### The problem
Leaving out the pictures, please retype each record exactly.

Dataset rows describing interfaces:
——————

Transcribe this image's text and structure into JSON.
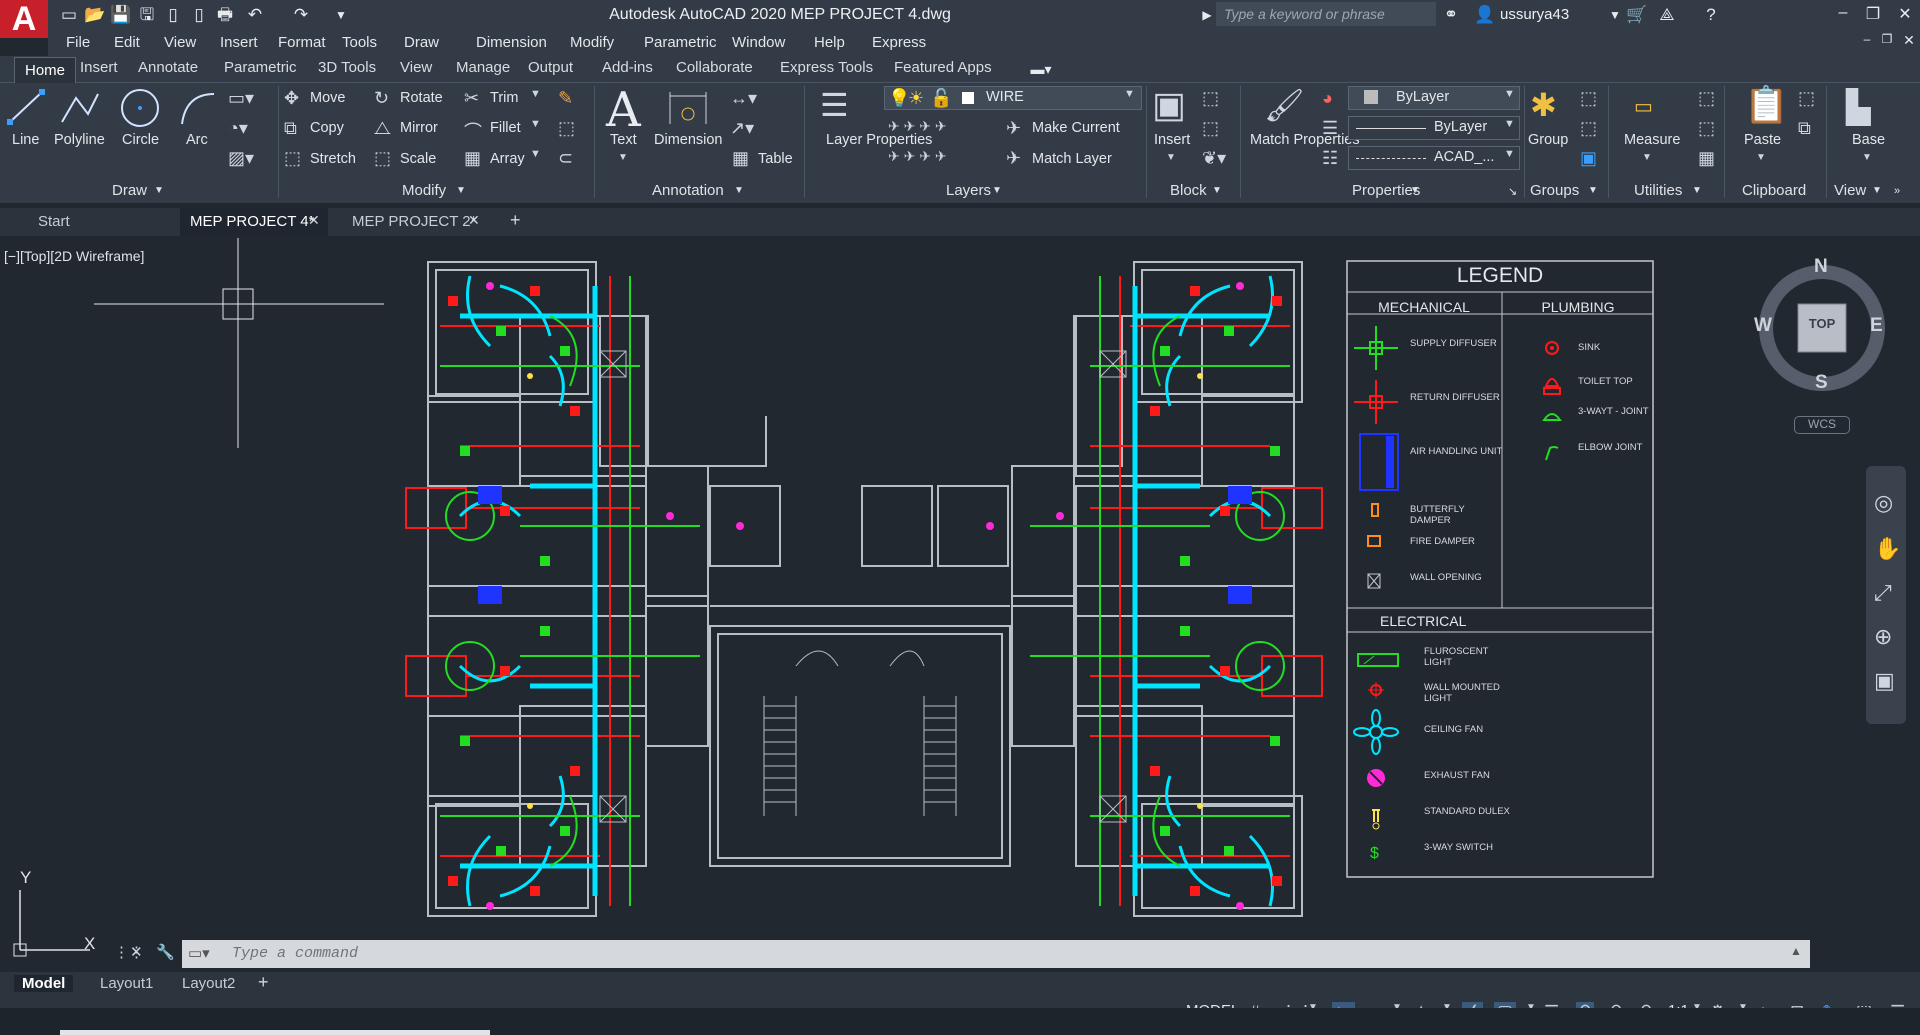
{
  "titlebar": {
    "app_title": "Autodesk AutoCAD 2020    MEP PROJECT 4.dwg",
    "search_placeholder": "Type a keyword or phrase",
    "username": "ussurya43",
    "logo_letter": "A"
  },
  "menu": [
    "File",
    "Edit",
    "View",
    "Insert",
    "Format",
    "Tools",
    "Draw",
    "Dimension",
    "Modify",
    "Parametric",
    "Window",
    "Help",
    "Express"
  ],
  "ribbon_tabs": [
    "Home",
    "Insert",
    "Annotate",
    "Parametric",
    "3D Tools",
    "View",
    "Manage",
    "Output",
    "Add-ins",
    "Collaborate",
    "Express Tools",
    "Featured Apps"
  ],
  "ribbon": {
    "draw": {
      "title": "Draw",
      "line": "Line",
      "polyline": "Polyline",
      "circle": "Circle",
      "arc": "Arc"
    },
    "modify": {
      "title": "Modify",
      "move": "Move",
      "rotate": "Rotate",
      "trim": "Trim",
      "copy": "Copy",
      "mirror": "Mirror",
      "fillet": "Fillet",
      "stretch": "Stretch",
      "scale": "Scale",
      "array": "Array"
    },
    "annotation": {
      "title": "Annotation",
      "text": "Text",
      "dimension": "Dimension",
      "table": "Table"
    },
    "layers": {
      "title": "Layers",
      "layer_properties": "Layer Properties",
      "current_layer": "WIRE",
      "make_current": "Make Current",
      "match_layer": "Match Layer"
    },
    "block": {
      "title": "Block",
      "insert": "Insert"
    },
    "properties": {
      "title": "Properties",
      "match_properties": "Match Properties",
      "color": "ByLayer",
      "lineweight": "ByLayer",
      "linetype": "ACAD_..."
    },
    "groups": {
      "title": "Groups",
      "group": "Group"
    },
    "utilities": {
      "title": "Utilities",
      "measure": "Measure"
    },
    "clipboard": {
      "title": "Clipboard",
      "paste": "Paste"
    },
    "view": {
      "title": "View",
      "base": "Base"
    }
  },
  "doc_tabs": [
    "Start",
    "MEP PROJECT 4*",
    "MEP PROJECT 2*"
  ],
  "viewport_label": "[−][Top][2D Wireframe]",
  "viewcube": {
    "top": "TOP",
    "n": "N",
    "s": "S",
    "e": "E",
    "w": "W",
    "wcs": "WCS"
  },
  "ucs": {
    "x": "X",
    "y": "Y"
  },
  "legend": {
    "title": "LEGEND",
    "mechanical": "MECHANICAL",
    "plumbing": "PLUMBING",
    "electrical": "ELECTRICAL",
    "mech_items": [
      "SUPPLY DIFFUSER",
      "RETURN DIFFUSER",
      "AIR HANDLING UNIT",
      "BUTTERFLY DAMPER",
      "FIRE DAMPER",
      "WALL OPENING"
    ],
    "plumb_items": [
      "SINK",
      "TOILET TOP",
      "3-WAYT - JOINT",
      "ELBOW JOINT"
    ],
    "elec_items": [
      "FLUROSCENT LIGHT",
      "WALL MOUNTED LIGHT",
      "CEILING FAN",
      "EXHAUST FAN",
      "STANDARD DULEX",
      "3-WAY SWITCH"
    ]
  },
  "command_placeholder": "Type a command",
  "layout_tabs": [
    "Model",
    "Layout1",
    "Layout2"
  ],
  "status": {
    "model": "MODEL",
    "scale": "1:1"
  },
  "colors": {
    "accent_red": "#c8202a",
    "cyan": "#00e5ff",
    "green": "#22dd22",
    "red": "#ff1a1a",
    "magenta": "#ff2bd6",
    "yellow": "#ffe14a",
    "blue": "#1f35ff"
  }
}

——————

### Solution
Transcribe this image's text and structure into JSON.
{
  "titlebar": {
    "app_title": "Autodesk AutoCAD 2020    MEP PROJECT 4.dwg",
    "search_placeholder": "Type a keyword or phrase",
    "username": "ussurya43",
    "logo_letter": "A"
  },
  "menu": [
    "File",
    "Edit",
    "View",
    "Insert",
    "Format",
    "Tools",
    "Draw",
    "Dimension",
    "Modify",
    "Parametric",
    "Window",
    "Help",
    "Express"
  ],
  "ribbon_tabs": [
    "Home",
    "Insert",
    "Annotate",
    "Parametric",
    "3D Tools",
    "View",
    "Manage",
    "Output",
    "Add-ins",
    "Collaborate",
    "Express Tools",
    "Featured Apps"
  ],
  "ribbon": {
    "draw": {
      "title": "Draw",
      "line": "Line",
      "polyline": "Polyline",
      "circle": "Circle",
      "arc": "Arc"
    },
    "modify": {
      "title": "Modify",
      "move": "Move",
      "rotate": "Rotate",
      "trim": "Trim",
      "copy": "Copy",
      "mirror": "Mirror",
      "fillet": "Fillet",
      "stretch": "Stretch",
      "scale": "Scale",
      "array": "Array"
    },
    "annotation": {
      "title": "Annotation",
      "text": "Text",
      "dimension": "Dimension",
      "table": "Table"
    },
    "layers": {
      "title": "Layers",
      "layer_properties": "Layer Properties",
      "current_layer": "WIRE",
      "make_current": "Make Current",
      "match_layer": "Match Layer"
    },
    "block": {
      "title": "Block",
      "insert": "Insert"
    },
    "properties": {
      "title": "Properties",
      "match_properties": "Match Properties",
      "color": "ByLayer",
      "lineweight": "ByLayer",
      "linetype": "ACAD_..."
    },
    "groups": {
      "title": "Groups",
      "group": "Group"
    },
    "utilities": {
      "title": "Utilities",
      "measure": "Measure"
    },
    "clipboard": {
      "title": "Clipboard",
      "paste": "Paste"
    },
    "view": {
      "title": "View",
      "base": "Base"
    }
  },
  "doc_tabs": [
    "Start",
    "MEP PROJECT 4*",
    "MEP PROJECT 2*"
  ],
  "viewport_label": "[−][Top][2D Wireframe]",
  "viewcube": {
    "top": "TOP",
    "n": "N",
    "s": "S",
    "e": "E",
    "w": "W",
    "wcs": "WCS"
  },
  "ucs": {
    "x": "X",
    "y": "Y"
  },
  "legend": {
    "title": "LEGEND",
    "mechanical": "MECHANICAL",
    "plumbing": "PLUMBING",
    "electrical": "ELECTRICAL",
    "mech_items": [
      "SUPPLY DIFFUSER",
      "RETURN DIFFUSER",
      "AIR HANDLING UNIT",
      "BUTTERFLY DAMPER",
      "FIRE DAMPER",
      "WALL OPENING"
    ],
    "plumb_items": [
      "SINK",
      "TOILET TOP",
      "3-WAYT - JOINT",
      "ELBOW JOINT"
    ],
    "elec_items": [
      "FLUROSCENT LIGHT",
      "WALL MOUNTED LIGHT",
      "CEILING FAN",
      "EXHAUST FAN",
      "STANDARD DULEX",
      "3-WAY SWITCH"
    ]
  },
  "command_placeholder": "Type a command",
  "layout_tabs": [
    "Model",
    "Layout1",
    "Layout2"
  ],
  "status": {
    "model": "MODEL",
    "scale": "1:1"
  },
  "colors": {
    "accent_red": "#c8202a",
    "cyan": "#00e5ff",
    "green": "#22dd22",
    "red": "#ff1a1a",
    "magenta": "#ff2bd6",
    "yellow": "#ffe14a",
    "blue": "#1f35ff"
  }
}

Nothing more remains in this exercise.